┏━━

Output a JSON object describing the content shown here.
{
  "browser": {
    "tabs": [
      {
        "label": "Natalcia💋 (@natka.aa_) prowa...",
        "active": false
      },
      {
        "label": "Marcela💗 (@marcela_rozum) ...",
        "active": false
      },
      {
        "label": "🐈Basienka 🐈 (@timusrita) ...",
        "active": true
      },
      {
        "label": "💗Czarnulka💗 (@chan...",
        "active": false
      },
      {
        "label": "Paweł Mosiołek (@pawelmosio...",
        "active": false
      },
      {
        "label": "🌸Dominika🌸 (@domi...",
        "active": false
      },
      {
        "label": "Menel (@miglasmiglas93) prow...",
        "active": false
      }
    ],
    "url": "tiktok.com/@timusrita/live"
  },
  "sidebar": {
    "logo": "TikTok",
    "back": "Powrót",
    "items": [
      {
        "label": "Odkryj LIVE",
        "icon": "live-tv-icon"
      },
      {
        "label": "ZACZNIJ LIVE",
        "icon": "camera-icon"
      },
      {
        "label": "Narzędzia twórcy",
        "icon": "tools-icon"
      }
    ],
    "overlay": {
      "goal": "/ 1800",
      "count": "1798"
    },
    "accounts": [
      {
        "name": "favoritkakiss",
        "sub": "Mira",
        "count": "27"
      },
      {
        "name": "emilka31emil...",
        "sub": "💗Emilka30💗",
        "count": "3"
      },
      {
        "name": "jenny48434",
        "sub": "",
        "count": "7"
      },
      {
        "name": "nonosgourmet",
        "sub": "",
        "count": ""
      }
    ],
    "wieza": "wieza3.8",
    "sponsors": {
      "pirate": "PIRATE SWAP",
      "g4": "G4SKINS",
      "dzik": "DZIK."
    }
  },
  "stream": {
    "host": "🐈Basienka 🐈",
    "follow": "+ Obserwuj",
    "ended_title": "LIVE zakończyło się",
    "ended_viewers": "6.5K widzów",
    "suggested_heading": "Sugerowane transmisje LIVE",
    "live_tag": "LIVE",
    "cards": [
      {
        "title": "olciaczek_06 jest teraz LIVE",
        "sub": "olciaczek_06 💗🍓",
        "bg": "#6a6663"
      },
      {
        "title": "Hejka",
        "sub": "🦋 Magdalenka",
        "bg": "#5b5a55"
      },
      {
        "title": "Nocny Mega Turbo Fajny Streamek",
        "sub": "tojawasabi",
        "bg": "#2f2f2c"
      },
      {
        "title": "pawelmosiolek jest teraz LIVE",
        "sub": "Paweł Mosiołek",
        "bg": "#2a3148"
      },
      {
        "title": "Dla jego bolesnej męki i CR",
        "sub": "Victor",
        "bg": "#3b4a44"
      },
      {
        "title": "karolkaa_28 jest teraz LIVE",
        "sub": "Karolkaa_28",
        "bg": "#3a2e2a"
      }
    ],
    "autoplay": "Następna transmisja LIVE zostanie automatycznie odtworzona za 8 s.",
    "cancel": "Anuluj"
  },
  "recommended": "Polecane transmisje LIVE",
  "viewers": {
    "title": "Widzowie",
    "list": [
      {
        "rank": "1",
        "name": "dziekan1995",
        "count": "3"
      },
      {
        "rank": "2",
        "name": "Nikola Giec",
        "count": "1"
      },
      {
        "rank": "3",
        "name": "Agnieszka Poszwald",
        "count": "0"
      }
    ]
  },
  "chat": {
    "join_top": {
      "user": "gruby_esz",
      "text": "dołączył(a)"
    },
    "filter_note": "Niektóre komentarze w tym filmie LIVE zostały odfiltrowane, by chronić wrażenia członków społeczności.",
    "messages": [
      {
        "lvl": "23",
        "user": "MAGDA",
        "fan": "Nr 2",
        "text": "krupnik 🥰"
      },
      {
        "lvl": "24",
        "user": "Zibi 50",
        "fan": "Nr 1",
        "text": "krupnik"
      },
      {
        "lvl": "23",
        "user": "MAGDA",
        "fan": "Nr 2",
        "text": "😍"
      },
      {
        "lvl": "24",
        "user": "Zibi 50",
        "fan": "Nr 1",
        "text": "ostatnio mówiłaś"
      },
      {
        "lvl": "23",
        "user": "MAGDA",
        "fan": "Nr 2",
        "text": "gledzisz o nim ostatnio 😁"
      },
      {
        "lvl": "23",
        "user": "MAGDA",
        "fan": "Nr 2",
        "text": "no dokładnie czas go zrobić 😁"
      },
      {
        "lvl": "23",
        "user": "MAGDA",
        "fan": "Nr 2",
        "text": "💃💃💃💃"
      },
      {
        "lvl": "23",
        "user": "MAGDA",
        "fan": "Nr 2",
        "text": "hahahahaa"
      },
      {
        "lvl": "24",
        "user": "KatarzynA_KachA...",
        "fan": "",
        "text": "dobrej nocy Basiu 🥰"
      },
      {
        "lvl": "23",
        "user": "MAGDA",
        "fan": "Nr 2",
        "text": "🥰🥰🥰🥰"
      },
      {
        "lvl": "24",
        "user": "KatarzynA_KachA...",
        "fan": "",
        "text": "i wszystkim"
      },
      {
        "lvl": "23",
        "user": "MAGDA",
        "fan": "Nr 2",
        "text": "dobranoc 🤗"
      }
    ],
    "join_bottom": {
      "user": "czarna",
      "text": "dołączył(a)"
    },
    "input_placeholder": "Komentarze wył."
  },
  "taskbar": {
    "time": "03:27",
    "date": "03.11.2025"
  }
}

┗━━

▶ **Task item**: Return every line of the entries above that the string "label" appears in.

▶ **The completed task**:
        "label": "Natalcia💋 (@natka.aa_) prowa...",
        "label": "Marcela💗 (@marcela_rozum) ...",
        "label": "🐈Basienka 🐈 (@timusrita) ...",
        "label": "💗Czarnulka💗 (@chan...",
        "label": "Paweł Mosiołek (@pawelmosio...",
        "label": "🌸Dominika🌸 (@domi...",
        "label": "Menel (@miglasmiglas93) prow...",
        "label": "Odkryj LIVE",
        "label": "ZACZNIJ LIVE",
        "label": "Narzędzia twórcy",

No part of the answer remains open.